#### Data section ####

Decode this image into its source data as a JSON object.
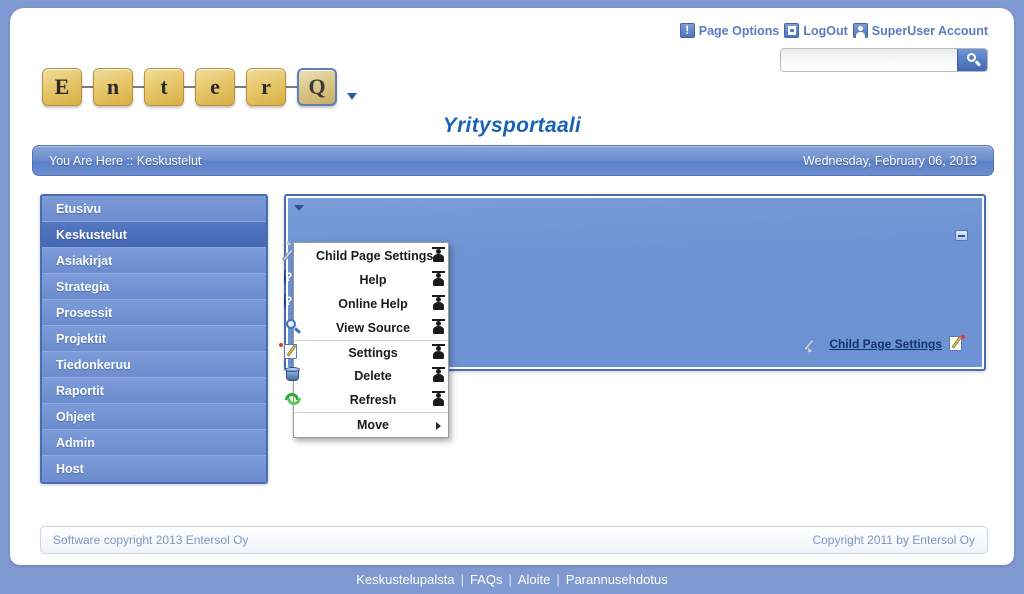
{
  "header": {
    "utility_links": [
      {
        "label": "Page Options",
        "icon": "exclamation-icon"
      },
      {
        "label": "LogOut",
        "icon": "logout-door-icon"
      },
      {
        "label": "SuperUser Account",
        "icon": "user-icon"
      }
    ],
    "search": {
      "value": "",
      "placeholder": "",
      "button_icon": "search-icon"
    },
    "logo": {
      "letters": [
        "E",
        "n",
        "t",
        "e",
        "r"
      ],
      "accent_letter": "Q",
      "caret_icon": "chevron-down-icon"
    },
    "portal_title": "Yritysportaali"
  },
  "breadcrumb": {
    "text": "You Are Here :: Keskustelut",
    "date": "Wednesday, February 06, 2013"
  },
  "sidebar": {
    "items": [
      {
        "label": "Etusivu",
        "selected": false
      },
      {
        "label": "Keskustelut",
        "selected": true
      },
      {
        "label": "Asiakirjat",
        "selected": false
      },
      {
        "label": "Strategia",
        "selected": false
      },
      {
        "label": "Prosessit",
        "selected": false
      },
      {
        "label": "Projektit",
        "selected": false
      },
      {
        "label": "Tiedonkeruu",
        "selected": false
      },
      {
        "label": "Raportit",
        "selected": false
      },
      {
        "label": "Ohjeet",
        "selected": false
      },
      {
        "label": "Admin",
        "selected": false
      },
      {
        "label": "Host",
        "selected": false
      }
    ]
  },
  "content_pane": {
    "caret_icon": "chevron-down-icon",
    "minimize_icon": "minimize-icon",
    "child_page_settings_label": "Child Page Settings",
    "left_icon": "pencil-icon",
    "right_icon": "edit-notepad-icon"
  },
  "context_menu": {
    "items": [
      {
        "label": "Child Page Settings",
        "left_icon": "pencil-icon",
        "right_icon": "person-icon",
        "separator_above": false,
        "submenu": false
      },
      {
        "label": "Help",
        "left_icon": "help-icon",
        "right_icon": "person-icon",
        "separator_above": false,
        "submenu": false
      },
      {
        "label": "Online Help",
        "left_icon": "help-icon",
        "right_icon": "person-icon",
        "separator_above": false,
        "submenu": false
      },
      {
        "label": "View Source",
        "left_icon": "magnify-icon",
        "right_icon": "person-icon",
        "separator_above": false,
        "submenu": false
      },
      {
        "label": "Settings",
        "left_icon": "edit-notepad-icon",
        "right_icon": "person-icon",
        "separator_above": true,
        "submenu": false
      },
      {
        "label": "Delete",
        "left_icon": "trash-icon",
        "right_icon": "person-icon",
        "separator_above": false,
        "submenu": false
      },
      {
        "label": "Refresh",
        "left_icon": "refresh-icon",
        "right_icon": "person-icon",
        "separator_above": false,
        "submenu": false
      },
      {
        "label": "Move",
        "left_icon": "none",
        "right_icon": "none",
        "separator_above": true,
        "submenu": true
      }
    ]
  },
  "footer": {
    "left_text": "Software copyright 2013 Entersol Oy",
    "right_text": "Copyright 2011 by Entersol Oy"
  },
  "bottom_nav": {
    "links": [
      "Keskustelupalsta",
      "FAQs",
      "Aloite",
      "Parannusehdotus"
    ],
    "separator": "|"
  },
  "colors": {
    "page_background": "#7f9ad0",
    "accent_blue": "#4a6cb3",
    "content_panel": "#6e93d4",
    "selected_nav": "#4568b6",
    "nav_item": "#6b8cce",
    "title_blue": "#1a62b8",
    "logo_gold": "#e8c96f",
    "footer_text": "#7e95c4"
  }
}
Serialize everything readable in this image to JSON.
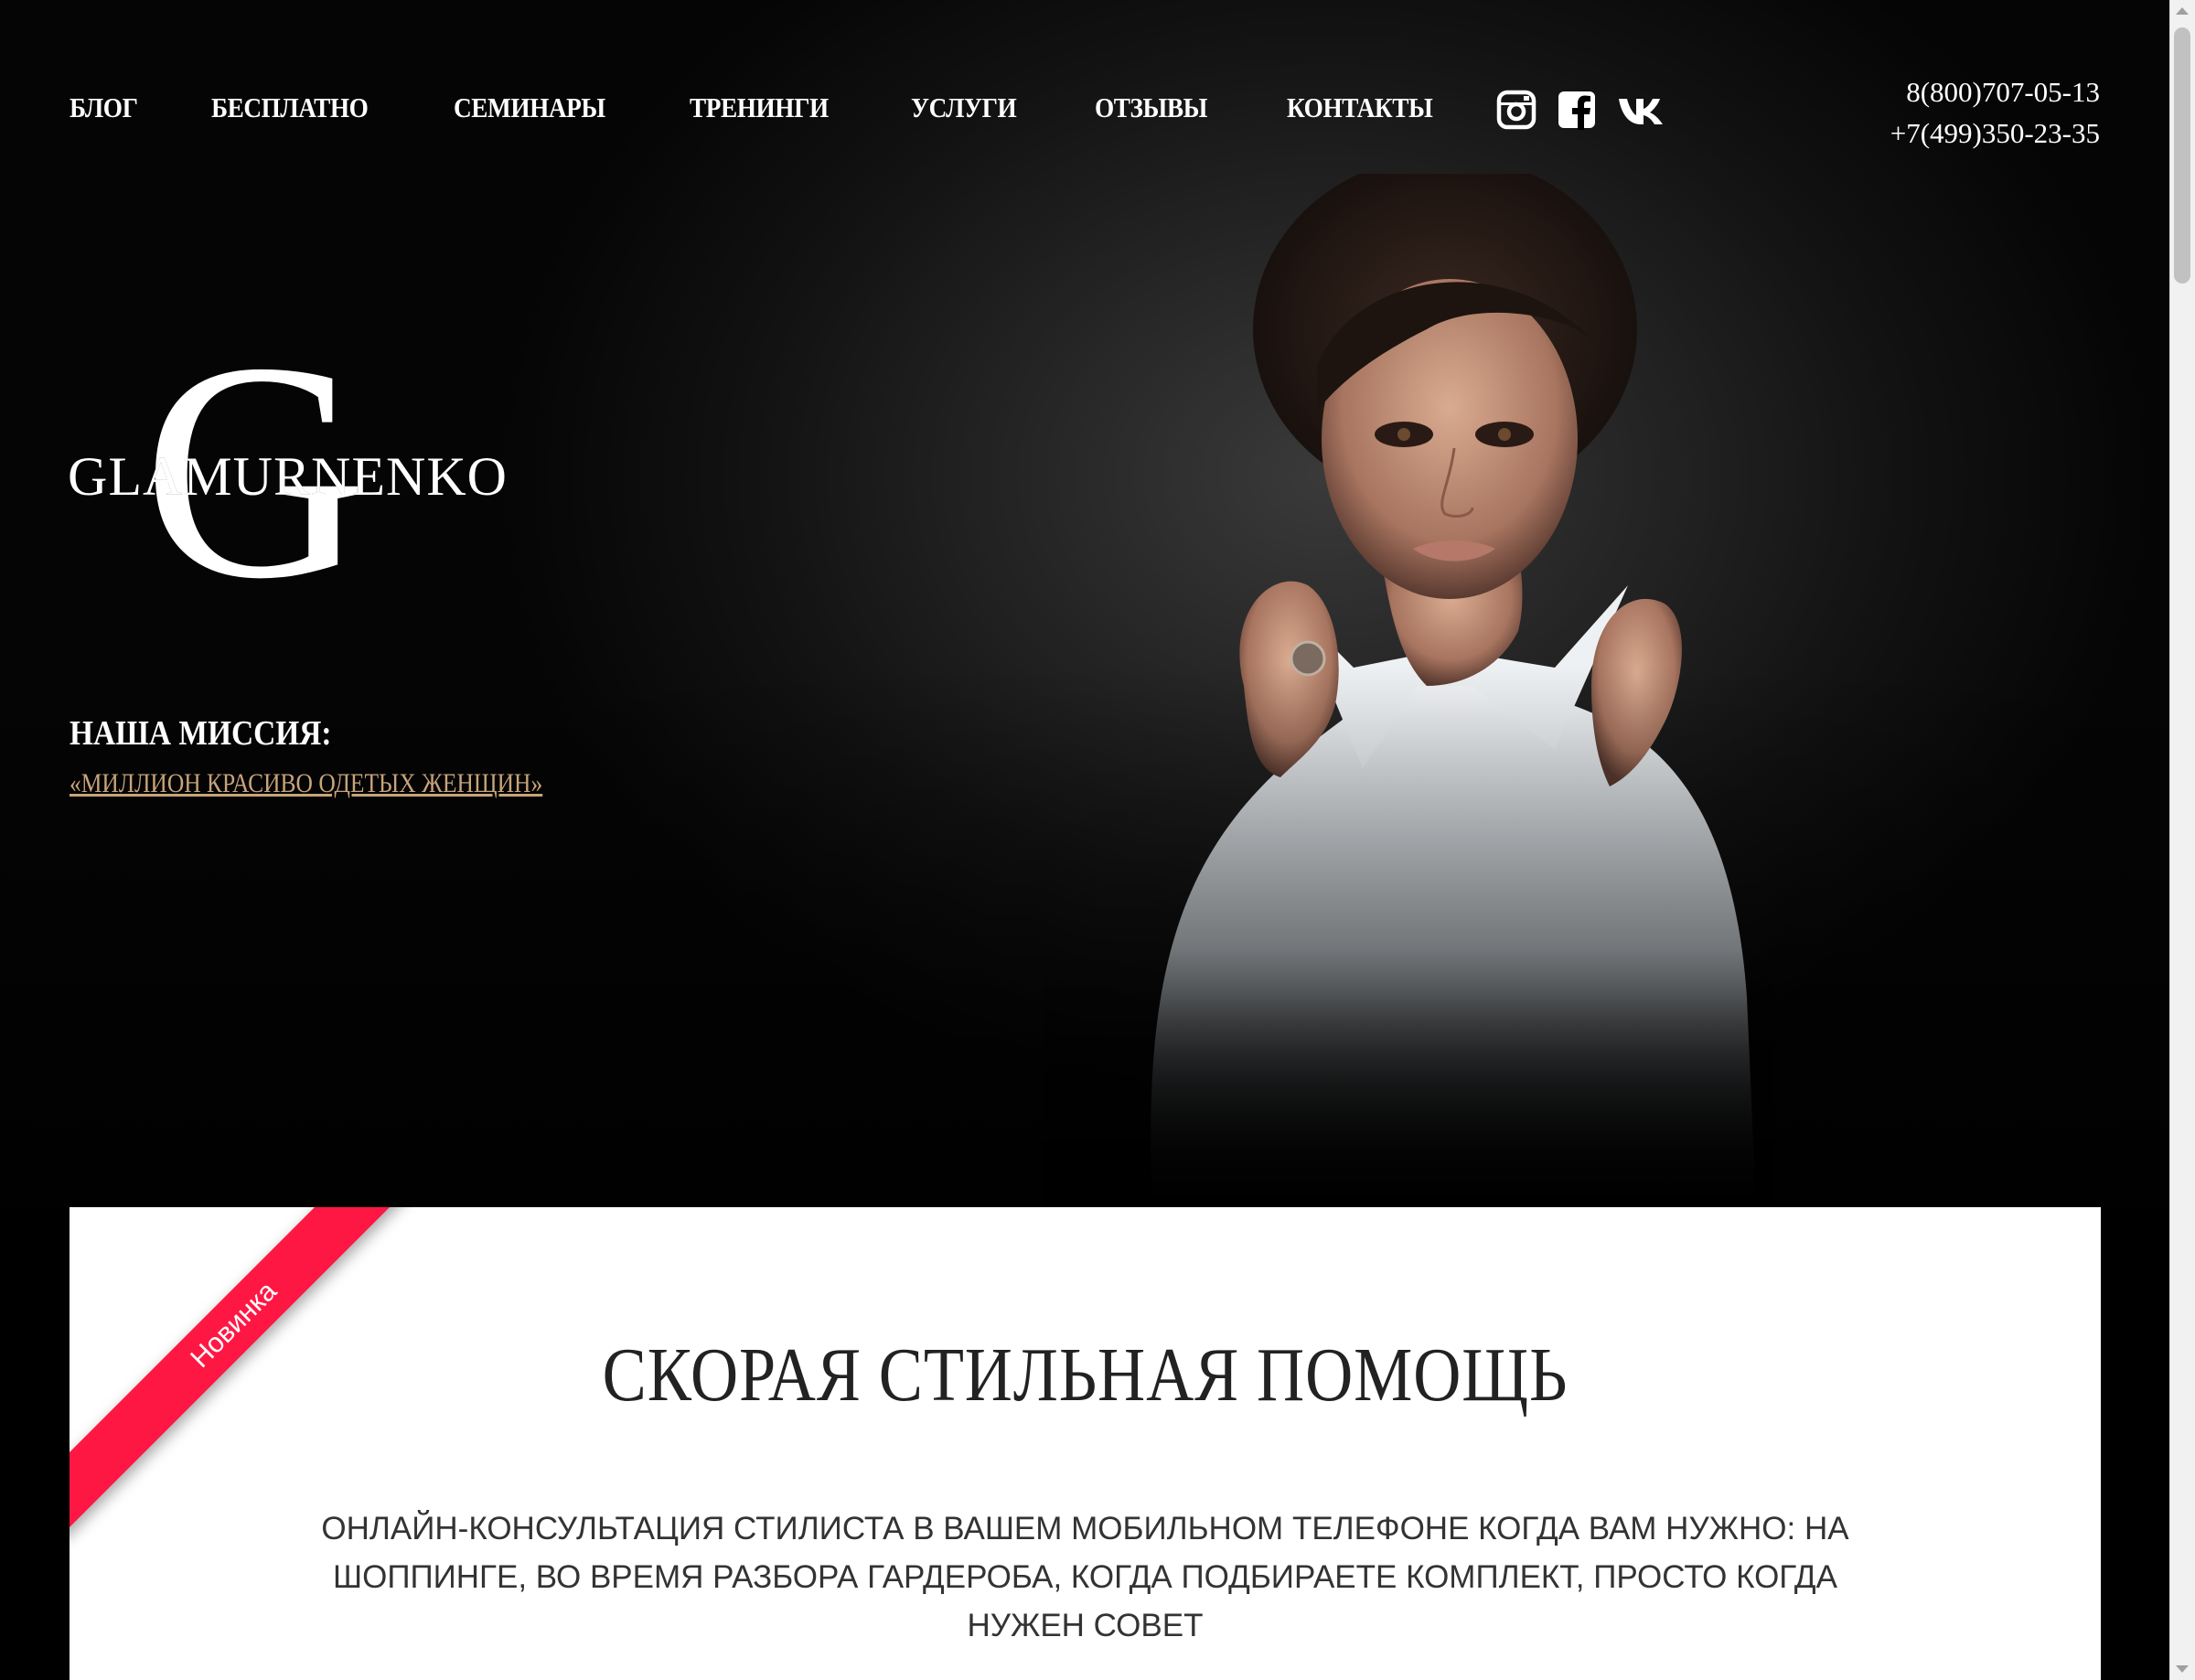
{
  "nav": {
    "items": [
      {
        "label": "БЛОГ"
      },
      {
        "label": "БЕСПЛАТНО"
      },
      {
        "label": "СЕМИНАРЫ"
      },
      {
        "label": "ТРЕНИНГИ"
      },
      {
        "label": "УСЛУГИ"
      },
      {
        "label": "ОТЗЫВЫ"
      },
      {
        "label": "КОНТАКТЫ"
      }
    ]
  },
  "social": {
    "icons": [
      "instagram-icon",
      "facebook-icon",
      "vk-icon"
    ]
  },
  "phones": {
    "phone1": "8(800)707-05-13",
    "phone2": "+7(499)350-23-35"
  },
  "logo": {
    "letter": "G",
    "word": "GLAMURNENKO"
  },
  "mission": {
    "title": "НАША МИССИЯ:",
    "link_text": "«МИЛЛИОН КРАСИВО ОДЕТЫХ ЖЕНЩИН»"
  },
  "card": {
    "ribbon": "Новинка",
    "title": "СКОРАЯ СТИЛЬНАЯ ПОМОЩЬ",
    "text": "ОНЛАЙН-КОНСУЛЬТАЦИЯ СТИЛИСТА В ВАШЕМ МОБИЛЬНОМ ТЕЛЕФОНЕ КОГДА ВАМ НУЖНО: НА ШОППИНГЕ, ВО ВРЕМЯ РАЗБОРА ГАРДЕРОБА, КОГДА ПОДБИРАЕТЕ КОМПЛЕКТ, ПРОСТО КОГДА НУЖЕН СОВЕТ"
  },
  "colors": {
    "accent_link": "#c7a47a",
    "ribbon": "#ff1744",
    "background": "#000000"
  }
}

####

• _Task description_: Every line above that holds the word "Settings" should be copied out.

• _Answer box_:
    "child_page_settings_label": "Child Page Settings",
        "label": "Child Page Settings",
        "label": "Settings",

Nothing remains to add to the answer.